Collectors may be familiar with Abram Stasevich's Oratorio after the film score (available in several versions, including the charismatic Gergiev on Philips 456 645-2). Hearing this set is another experience, however, one brought to life by Fedoseyev and his Moscow forces, who seem to play with an almost evangelical zeal. Young Ivan's March receives a relentless performance, for example, and provides an apt contrast to The Song of the Old Nurse for Little Ivan, sung with echt-Russian creaminess by Chistjakova.

Fedoseyev is happy to point up correspondences with Mussorgsky's Boris Godunov: especially in Song of the Oprichniki (CD2, track 11), a close relation to Varlaam's By the walls of Kazan the mighty fortress. But there is no mistaking Prokofiev's own individual voice running through the score. Fedoseyev is also a master of the cumulative, dramatic scene. The extended, dark Ivan pleads with the Boyars is a particularly striking example of this. He also has no shortage of breadth and nobility when required.

Choral contributions, totally in the full-bodied Russian tradition, are notable for their intensity: Eternal Remembrance is particularly effective because it is given a cappella.

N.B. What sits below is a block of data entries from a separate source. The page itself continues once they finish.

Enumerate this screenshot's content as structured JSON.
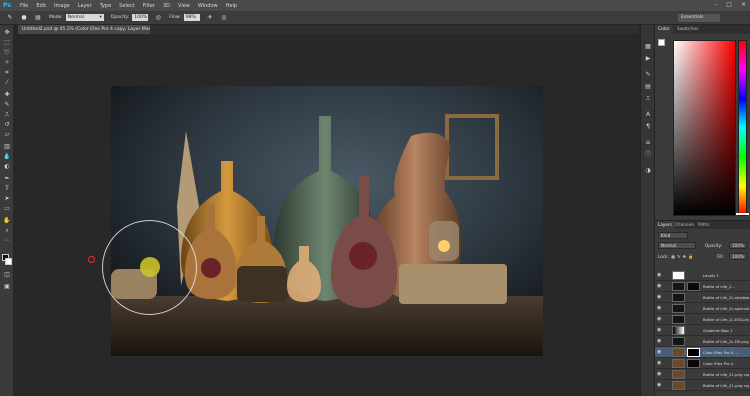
{
  "app": {
    "logo": "Ps"
  },
  "menu": [
    "File",
    "Edit",
    "Image",
    "Layer",
    "Type",
    "Select",
    "Filter",
    "3D",
    "View",
    "Window",
    "Help"
  ],
  "window_controls": [
    "–",
    "□",
    "✕"
  ],
  "options_bar": {
    "mode_label": "Mode:",
    "mode_value": "Normal",
    "opacity_label": "Opacity:",
    "opacity_value": "100%",
    "flow_label": "Flow:",
    "flow_value": "98%",
    "workspace": "Essentials"
  },
  "document_tab": "Untitled2.psd @ 45.1% (Color Efex Pro 4 copy, Layer Mask/8) *",
  "color_panel": {
    "tabs": [
      "Color",
      "Swatches"
    ]
  },
  "layers_panel": {
    "tabs": [
      "Layers",
      "Channels",
      "Paths"
    ],
    "kind_label": "Kind",
    "blend_mode": "Normal",
    "opacity_label": "Opacity:",
    "opacity_value": "100%",
    "lock_label": "Lock:",
    "fill_label": "Fill:",
    "fill_value": "100%",
    "layers": [
      {
        "name": "Levels 1",
        "selected": false
      },
      {
        "name": "Bottle of Life_2...",
        "selected": false
      },
      {
        "name": "Bottle of Life_2L.shadow.png",
        "selected": false
      },
      {
        "name": "Bottle of Life_2L.specular.png",
        "selected": false
      },
      {
        "name": "Bottle of Life_2L.ESS.png",
        "selected": false
      },
      {
        "name": "Gradient Map 1",
        "selected": false
      },
      {
        "name": "Bottle of Life_2L.DE.png",
        "selected": false
      },
      {
        "name": "Color Efex Pro 4 ...",
        "selected": true
      },
      {
        "name": "Color Efex Pro 4",
        "selected": false
      },
      {
        "name": "Bottle of Life_21.png copy 2",
        "selected": false
      },
      {
        "name": "Bottle of Life_21.png copy",
        "selected": false
      }
    ]
  },
  "colors": {
    "accent": "#38b6ff",
    "selection": "#4a5e78"
  }
}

The chorus achieves remarkably convincing patriotic fervour in Sofrony's Cherubic Song.

The recording is up-front, although such close miking does not seem at odds with the larger-than-life events and emotions being portrayed.


Colin Clarke